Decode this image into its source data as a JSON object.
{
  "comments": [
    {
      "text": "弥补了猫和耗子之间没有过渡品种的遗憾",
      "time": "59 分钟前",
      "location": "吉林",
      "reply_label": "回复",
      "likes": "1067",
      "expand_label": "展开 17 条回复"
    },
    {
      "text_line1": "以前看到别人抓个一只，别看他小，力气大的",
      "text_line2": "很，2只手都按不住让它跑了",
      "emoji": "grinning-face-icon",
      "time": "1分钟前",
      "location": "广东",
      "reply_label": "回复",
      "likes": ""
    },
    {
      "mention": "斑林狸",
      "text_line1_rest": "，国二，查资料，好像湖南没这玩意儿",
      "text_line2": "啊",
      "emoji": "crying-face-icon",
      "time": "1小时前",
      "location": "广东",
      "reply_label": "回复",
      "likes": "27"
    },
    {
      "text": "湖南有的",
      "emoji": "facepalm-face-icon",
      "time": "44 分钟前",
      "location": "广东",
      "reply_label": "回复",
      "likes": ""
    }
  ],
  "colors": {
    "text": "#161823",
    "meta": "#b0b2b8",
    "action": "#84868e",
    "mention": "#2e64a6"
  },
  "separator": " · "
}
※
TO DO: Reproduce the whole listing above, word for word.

EXPECTED OUTPUT:
Decode this image into its source data as a JSON object.
{
  "comments": [
    {
      "text": "弥补了猫和耗子之间没有过渡品种的遗憾",
      "time": "59 分钟前",
      "location": "吉林",
      "reply_label": "回复",
      "likes": "1067",
      "expand_label": "展开 17 条回复"
    },
    {
      "text_line1": "以前看到别人抓个一只，别看他小，力气大的",
      "text_line2": "很，2只手都按不住让它跑了",
      "emoji": "grinning-face-icon",
      "time": "1分钟前",
      "location": "广东",
      "reply_label": "回复",
      "likes": ""
    },
    {
      "mention": "斑林狸",
      "text_line1_rest": "，国二，查资料，好像湖南没这玩意儿",
      "text_line2": "啊",
      "emoji": "crying-face-icon",
      "time": "1小时前",
      "location": "广东",
      "reply_label": "回复",
      "likes": "27"
    },
    {
      "text": "湖南有的",
      "emoji": "facepalm-face-icon",
      "time": "44 分钟前",
      "location": "广东",
      "reply_label": "回复",
      "likes": ""
    }
  ],
  "colors": {
    "text": "#161823",
    "meta": "#b0b2b8",
    "action": "#84868e",
    "mention": "#2e64a6"
  },
  "separator": " · "
}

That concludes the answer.